Signs of Relationship OCD
As well as a range of compulsive behaviours that we might develop as an attempt to limit anxiety, signs of relationship OCD include:
- Monitoring and checking thoughts, feelings, and behaviours.
- Comparing our relationship with other people’s.
- Constantly trying to reassure yourself about the relationship.
- Trying to correct your partner’s behaviour, and to make them fit some ideal you have about what a relationship is supposed to be like.
Making Sense of Relationship OCD
A lot of writing and information on relationship OCD guides readers towards managing their obsessional problems through a mixture of cognitive strategies and meditation. Mindfulness is often suggested as part of a tool kit that readers can use to help them break their obsessional thinking and develop better emotional stability.
I suggest a different solution. In my view, while these are good approaches to the problem, and while it is essential to develop a more stable position, once we’ve broken the negative cycle, and found a way out of the rabbit hole and the quicksand of obsessional thinking, then we can do more to help ourselves.
Developing good habits that support our emotional stability is a staging post, not the destination. If we can develop a way of finding out how our obsessional problems started in the first place, then we can do more to help our relationships thrive.
Instead of being obsessed with our partners’ lives and asking them one question after another, we can start to develop a clearer perspective and understanding of the origin of our worries. This can enable us to find ways to live better and more satisfying lives and so be able to enjoy our relationships more.
- We have developed relationship OCD not because there is something wrong with us or our relationships, but because of things that have happened to us.
It isn’t that there is something wrong with the ways our brains are wired. It is more the case that things in our past have hindered us from developing a more stable and less reactive, obsessive, and destructive psychology.
This isn’t about your current partner. This isn’t about your current relationships. There is more behind these issues. These problems tend to be more to do with us and with our past experiences than anything else.
My psychotherapy practice has shown me that often what gets labelled relationship OCD relates more to:
- early anxieties,
- early family relationships, and
- upbringing – than it does to your current partner.
In other words, your relationship OCD derives from your past. What happens is that the complicated emotional and family dynamics we grew up with get activated and projected into our current relationships.

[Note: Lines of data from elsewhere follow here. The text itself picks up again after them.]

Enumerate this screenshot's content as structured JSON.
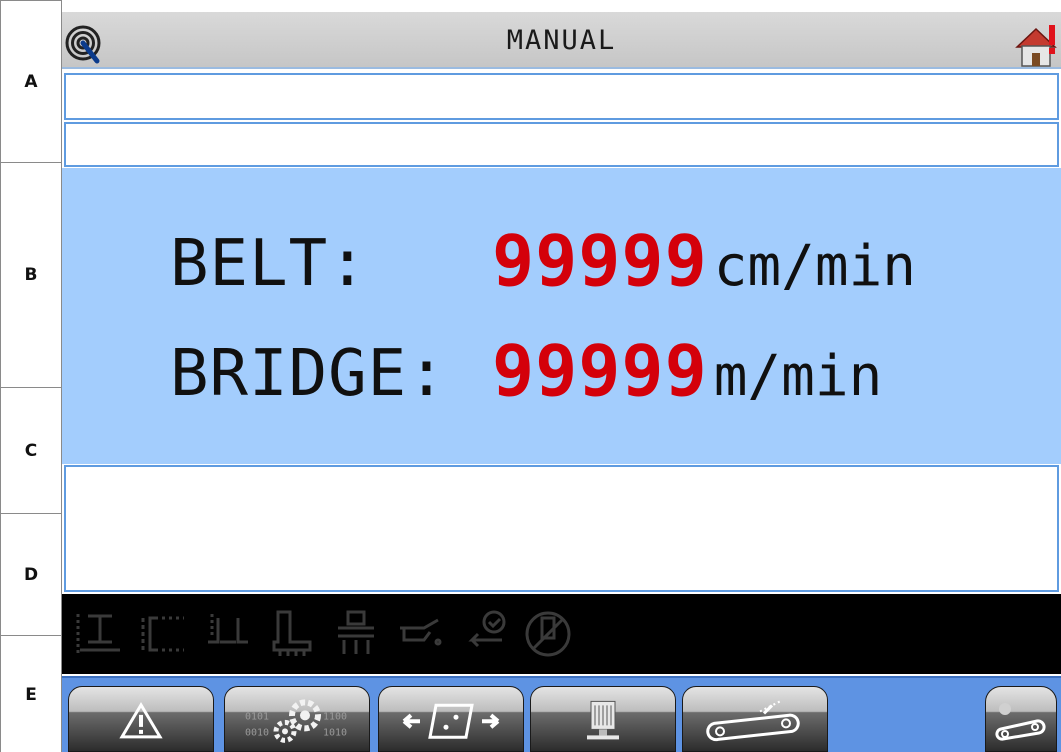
{
  "side_labels": [
    "A",
    "B",
    "C",
    "D",
    "E"
  ],
  "header": {
    "title": "MANUAL"
  },
  "readouts": {
    "belt": {
      "label": "BELT:",
      "value": "99999",
      "unit": "cm/min"
    },
    "bridge": {
      "label": "BRIDGE:",
      "value": "99999",
      "unit": "m/min"
    }
  },
  "colors": {
    "panel_blue": "#a3cdfd",
    "value_red": "#d4000a",
    "toolbar_blue": "#5e93e3",
    "field_border": "#5f9be0"
  },
  "status_icons": [
    "beam-lift-icon",
    "bracket-adjust-icon",
    "width-adjust-icon",
    "brush-icon",
    "spray-nozzles-icon",
    "oil-can-icon",
    "return-check-icon",
    "disabled-tool-icon"
  ],
  "toolbar": {
    "buttons": [
      "alarm-warning-button",
      "settings-gears-button",
      "translate-plate-button",
      "motor-button",
      "belt-speed-button",
      "conveyor-toggle-button"
    ],
    "gear_bits": [
      "0101",
      "1100",
      "0010",
      "1010"
    ]
  }
}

When we find a way to untangle this confusion, we can start to take the destructive heat and intensity out of our relationship OCD, and potentially enjoy our relationship more.
We can’t change our past, but just because we weren’t looked after appropriately when we were very young, just because we were worried about things when we were small, doesn’t mean that we can’t find ways to look after ourselves better now.
Having the chance to speak in a confidential setting is often the key to developing a clearer understanding of how we get caught up in destructive obsessional patterns of thinking.
By giving yourself a safe space to look at these things you may start to discover a greater sense of possibilities, and this may be the beginning of developing a greater sense of understanding how to relate to yourself and others, and how to start living more fully again, and start to have healthy relationships with yourself and other people.
The chance to reflect on ourselves, our feelings and experience can be powerful and transformative. Out of this, you may be able to develop a clearer understanding of how you and your sense of your problems have developed, and what you can change.
I have been working with people on issues such like this for more than twenty years. My work is built around helping you to develop greater insight into who you are, and how you live.
Contact me to arrange a free telephone consultation to discuss how my approach might help you.